» **INSTRUCTIONS TO FOLLOW**
Print all of the data exactly, but drop the pictures.

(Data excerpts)
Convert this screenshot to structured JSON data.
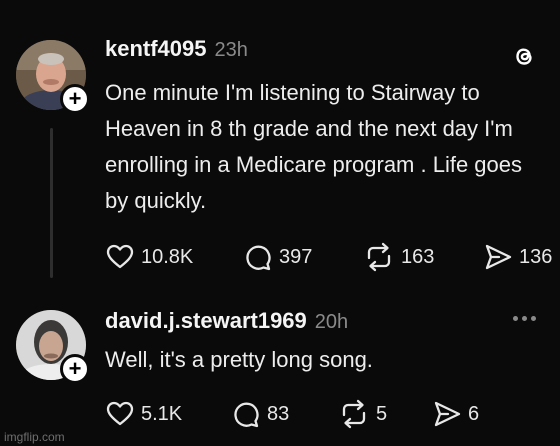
{
  "posts": [
    {
      "username": "kentf4095",
      "time": "23h",
      "text": "One minute I'm listening to Stairway to Heaven in 8 th grade and the next day I'm enrolling in a Medicare program . Life goes by quickly.",
      "actions": {
        "likes": "10.8K",
        "replies": "397",
        "reposts": "163",
        "shares": "136"
      },
      "icons": [
        "threads-logo-icon",
        "heart-icon",
        "comment-icon",
        "repost-icon",
        "share-icon",
        "plus-icon"
      ]
    },
    {
      "username": "david.j.stewart1969",
      "time": "20h",
      "text": "Well, it's a pretty long song.",
      "actions": {
        "likes": "5.1K",
        "replies": "83",
        "reposts": "5",
        "shares": "6"
      },
      "icons": [
        "more-icon",
        "heart-icon",
        "comment-icon",
        "repost-icon",
        "share-icon",
        "plus-icon"
      ]
    }
  ],
  "plus_symbol": "+",
  "watermark": "imgflip.com",
  "colors": {
    "background": "#0a0a0a",
    "text": "#ededed",
    "muted": "#8a8a8a",
    "thread_line": "#2e2e2e"
  }
}
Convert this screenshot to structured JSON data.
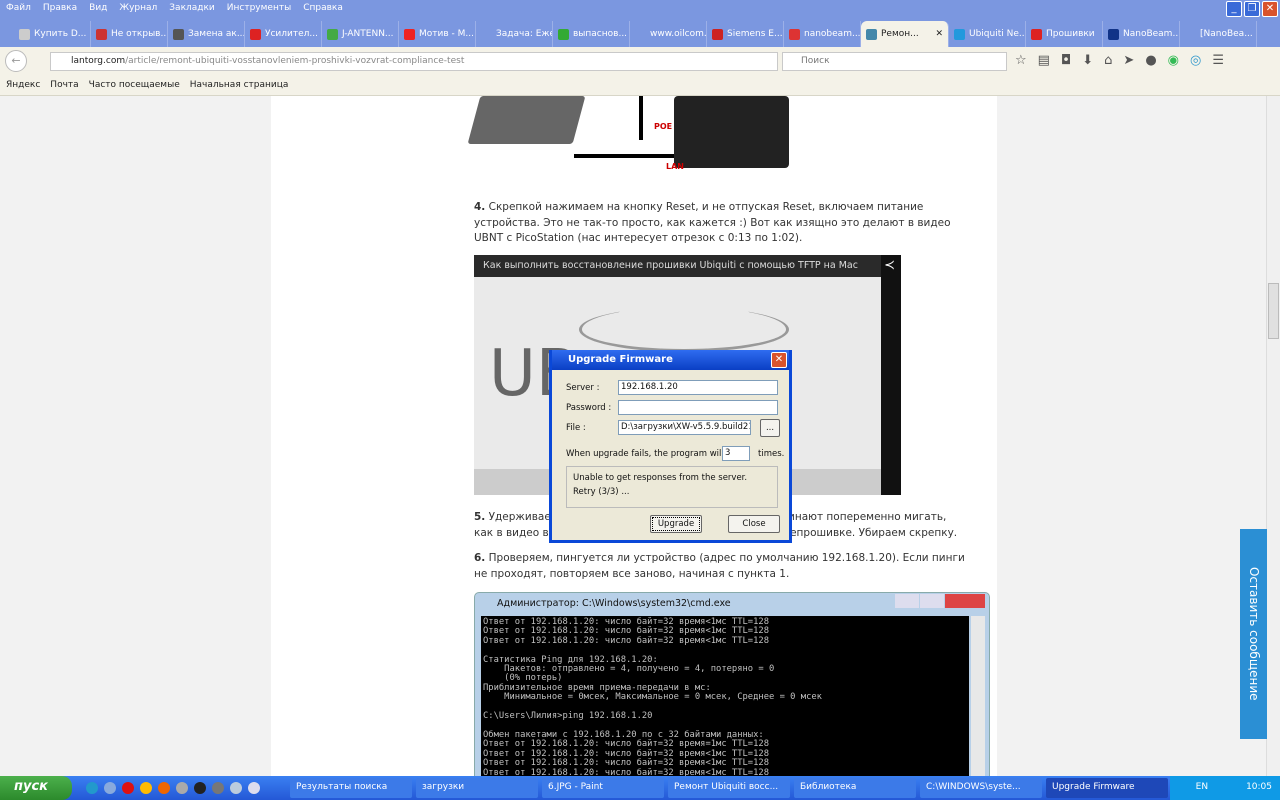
{
  "menu": [
    "Файл",
    "Правка",
    "Вид",
    "Журнал",
    "Закладки",
    "Инструменты",
    "Справка"
  ],
  "tabs": [
    {
      "label": "Купить D...",
      "color": "#ccc"
    },
    {
      "label": "Не открыв...",
      "color": "#c33"
    },
    {
      "label": "Замена ак...",
      "color": "#555"
    },
    {
      "label": "Усилител...",
      "color": "#d22"
    },
    {
      "label": "J-ANTENN...",
      "color": "#4a4"
    },
    {
      "label": "Мотив - М...",
      "color": "#e22"
    },
    {
      "label": "Задача: Ежен...",
      "color": "#7b97e0"
    },
    {
      "label": "выпаснов...",
      "color": "#3a3"
    },
    {
      "label": "www.oilcom.sp...",
      "color": "#7b97e0"
    },
    {
      "label": "Siemens E...",
      "color": "#c22"
    },
    {
      "label": "nanobeam...",
      "color": "#d33"
    },
    {
      "label": "Ремон...",
      "color": "#48a",
      "active": true
    },
    {
      "label": "Ubiquiti Ne...",
      "color": "#29d"
    },
    {
      "label": "Прошивки",
      "color": "#d22"
    },
    {
      "label": "NanoBeam...",
      "color": "#138"
    },
    {
      "label": "[NanoBea...",
      "color": "#7b97e0"
    }
  ],
  "nav": {
    "url_host": "lantorg.com",
    "url_path": "/article/remont-ubiquiti-vosstanovleniem-proshivki-vozvrat-compliance-test",
    "search_placeholder": "Поиск"
  },
  "bookmarks": [
    "Яндекс",
    "Почта",
    "Часто посещаемые",
    "Начальная страница"
  ],
  "article": {
    "router_labels": {
      "poe": "POE",
      "lan": "LAN"
    },
    "step4_num": "4.",
    "step4": " Скрепкой нажимаем на кнопку Reset, и не отпуская Reset, включаем питание устройства. Это не так-то просто, как кажется :) Вот как изящно это делают в видео UBNT с PicoStation (нас интересует отрезок с 0:13 по 1:02).",
    "video_title": "Как выполнить восстановление прошивки Ubiquiti с помощью TFTP на Mac",
    "video_logo": "UB",
    "step5_num": "5.",
    "step5_a": " Удерживаем",
    "step5_b": "е начинают попеременно мигать,",
    "step5_c": "как в видео вы",
    "step5_d": "ерепрошивке. Убираем скрепку.",
    "step6_num": "6.",
    "step6": " Проверяем, пингуется ли устройство (адрес по умолчанию 192.168.1.20). Если пинги не проходят, повторяем все заново, начиная с пункта 1."
  },
  "dialog": {
    "title": "Upgrade Firmware",
    "server_label": "Server    :",
    "server": "192.168.1.20",
    "password_label": "Password :",
    "password": "",
    "file_label": "File       :",
    "file": "D:\\загрузки\\XW-v5.5.9.build2173",
    "browse": "...",
    "retry_text": "When upgrade fails, the program will retry",
    "retry_count": "3",
    "times": "times.",
    "status1": "Unable to get responses from the server.",
    "status2": "Retry (3/3) ...",
    "upgrade": "Upgrade",
    "close": "Close"
  },
  "cmd": {
    "title": "Администратор: C:\\Windows\\system32\\cmd.exe",
    "output": "Ответ от 192.168.1.20: число байт=32 время<1мс TTL=128\nОтвет от 192.168.1.20: число байт=32 время<1мс TTL=128\nОтвет от 192.168.1.20: число байт=32 время<1мс TTL=128\n\nСтатистика Ping для 192.168.1.20:\n    Пакетов: отправлено = 4, получено = 4, потеряно = 0\n    (0% потерь)\nПриблизительное время приема-передачи в мс:\n    Минимальное = 0мсек, Максимальное = 0 мсек, Среднее = 0 мсек\n\nC:\\Users\\Лилия>ping 192.168.1.20\n\nОбмен пакетами с 192.168.1.20 по с 32 байтами данных:\nОтвет от 192.168.1.20: число байт=32 время=1мс TTL=128\nОтвет от 192.168.1.20: число байт=32 время<1мс TTL=128\nОтвет от 192.168.1.20: число байт=32 время<1мс TTL=128\nОтвет от 192.168.1.20: число байт=32 время<1мс TTL=128"
  },
  "feedback": "Оставить сообщение",
  "taskbar": {
    "start": "пуск",
    "tasks": [
      "Результаты поиска",
      "загрузки",
      "6.JPG - Paint",
      "Ремонт Ubiquiti восс...",
      "Библиотека",
      "C:\\WINDOWS\\syste...",
      "Upgrade Firmware"
    ],
    "lang": "EN",
    "clock": "10:05"
  }
}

» **ANSWER BOX**
Convert this screenshot to structured JSON data.
{
  "posts": [
    {
      "username": "kentf4095",
      "time": "23h",
      "text": "One minute I'm listening to Stairway to Heaven in 8 th grade and the next day I'm enrolling in a Medicare program . Life goes by quickly.",
      "actions": {
        "likes": "10.8K",
        "replies": "397",
        "reposts": "163",
        "shares": "136"
      },
      "icons": [
        "threads-logo-icon",
        "heart-icon",
        "comment-icon",
        "repost-icon",
        "share-icon",
        "plus-icon"
      ]
    },
    {
      "username": "david.j.stewart1969",
      "time": "20h",
      "text": "Well, it's a pretty long song.",
      "actions": {
        "likes": "5.1K",
        "replies": "83",
        "reposts": "5",
        "shares": "6"
      },
      "icons": [
        "more-icon",
        "heart-icon",
        "comment-icon",
        "repost-icon",
        "share-icon",
        "plus-icon"
      ]
    }
  ],
  "plus_symbol": "+",
  "watermark": "imgflip.com",
  "colors": {
    "background": "#0a0a0a",
    "text": "#ededed",
    "muted": "#8a8a8a",
    "thread_line": "#2e2e2e"
  }
}
Convert this screenshot to structured JSON data.
{
  "menu": [
    "Файл",
    "Правка",
    "Вид",
    "Журнал",
    "Закладки",
    "Инструменты",
    "Справка"
  ],
  "tabs": [
    {
      "label": "Купить D...",
      "color": "#ccc"
    },
    {
      "label": "Не открыв...",
      "color": "#c33"
    },
    {
      "label": "Замена ак...",
      "color": "#555"
    },
    {
      "label": "Усилител...",
      "color": "#d22"
    },
    {
      "label": "J-ANTENN...",
      "color": "#4a4"
    },
    {
      "label": "Мотив - М...",
      "color": "#e22"
    },
    {
      "label": "Задача: Ежен...",
      "color": "#7b97e0"
    },
    {
      "label": "выпаснов...",
      "color": "#3a3"
    },
    {
      "label": "www.oilcom.sp...",
      "color": "#7b97e0"
    },
    {
      "label": "Siemens E...",
      "color": "#c22"
    },
    {
      "label": "nanobeam...",
      "color": "#d33"
    },
    {
      "label": "Ремон...",
      "color": "#48a",
      "active": true
    },
    {
      "label": "Ubiquiti Ne...",
      "color": "#29d"
    },
    {
      "label": "Прошивки",
      "color": "#d22"
    },
    {
      "label": "NanoBeam...",
      "color": "#138"
    },
    {
      "label": "[NanoBea...",
      "color": "#7b97e0"
    }
  ],
  "nav": {
    "url_host": "lantorg.com",
    "url_path": "/article/remont-ubiquiti-vosstanovleniem-proshivki-vozvrat-compliance-test",
    "search_placeholder": "Поиск"
  },
  "bookmarks": [
    "Яндекс",
    "Почта",
    "Часто посещаемые",
    "Начальная страница"
  ],
  "article": {
    "router_labels": {
      "poe": "POE",
      "lan": "LAN"
    },
    "step4_num": "4.",
    "step4": " Скрепкой нажимаем на кнопку Reset, и не отпуская Reset, включаем питание устройства. Это не так-то просто, как кажется :) Вот как изящно это делают в видео UBNT с PicoStation (нас интересует отрезок с 0:13 по 1:02).",
    "video_title": "Как выполнить восстановление прошивки Ubiquiti с помощью TFTP на Mac",
    "video_logo": "UB",
    "step5_num": "5.",
    "step5_a": " Удерживаем",
    "step5_b": "е начинают попеременно мигать,",
    "step5_c": "как в видео вы",
    "step5_d": "ерепрошивке. Убираем скрепку.",
    "step6_num": "6.",
    "step6": " Проверяем, пингуется ли устройство (адрес по умолчанию 192.168.1.20). Если пинги не проходят, повторяем все заново, начиная с пункта 1."
  },
  "dialog": {
    "title": "Upgrade Firmware",
    "server_label": "Server    :",
    "server": "192.168.1.20",
    "password_label": "Password :",
    "password": "",
    "file_label": "File       :",
    "file": "D:\\загрузки\\XW-v5.5.9.build2173",
    "browse": "...",
    "retry_text": "When upgrade fails, the program will retry",
    "retry_count": "3",
    "times": "times.",
    "status1": "Unable to get responses from the server.",
    "status2": "Retry (3/3) ...",
    "upgrade": "Upgrade",
    "close": "Close"
  },
  "cmd": {
    "title": "Администратор: C:\\Windows\\system32\\cmd.exe",
    "output": "Ответ от 192.168.1.20: число байт=32 время<1мс TTL=128\nОтвет от 192.168.1.20: число байт=32 время<1мс TTL=128\nОтвет от 192.168.1.20: число байт=32 время<1мс TTL=128\n\nСтатистика Ping для 192.168.1.20:\n    Пакетов: отправлено = 4, получено = 4, потеряно = 0\n    (0% потерь)\nПриблизительное время приема-передачи в мс:\n    Минимальное = 0мсек, Максимальное = 0 мсек, Среднее = 0 мсек\n\nC:\\Users\\Лилия>ping 192.168.1.20\n\nОбмен пакетами с 192.168.1.20 по с 32 байтами данных:\nОтвет от 192.168.1.20: число байт=32 время=1мс TTL=128\nОтвет от 192.168.1.20: число байт=32 время<1мс TTL=128\nОтвет от 192.168.1.20: число байт=32 время<1мс TTL=128\nОтвет от 192.168.1.20: число байт=32 время<1мс TTL=128"
  },
  "feedback": "Оставить сообщение",
  "taskbar": {
    "start": "пуск",
    "tasks": [
      "Результаты поиска",
      "загрузки",
      "6.JPG - Paint",
      "Ремонт Ubiquiti восс...",
      "Библиотека",
      "C:\\WINDOWS\\syste...",
      "Upgrade Firmware"
    ],
    "lang": "EN",
    "clock": "10:05"
  }
}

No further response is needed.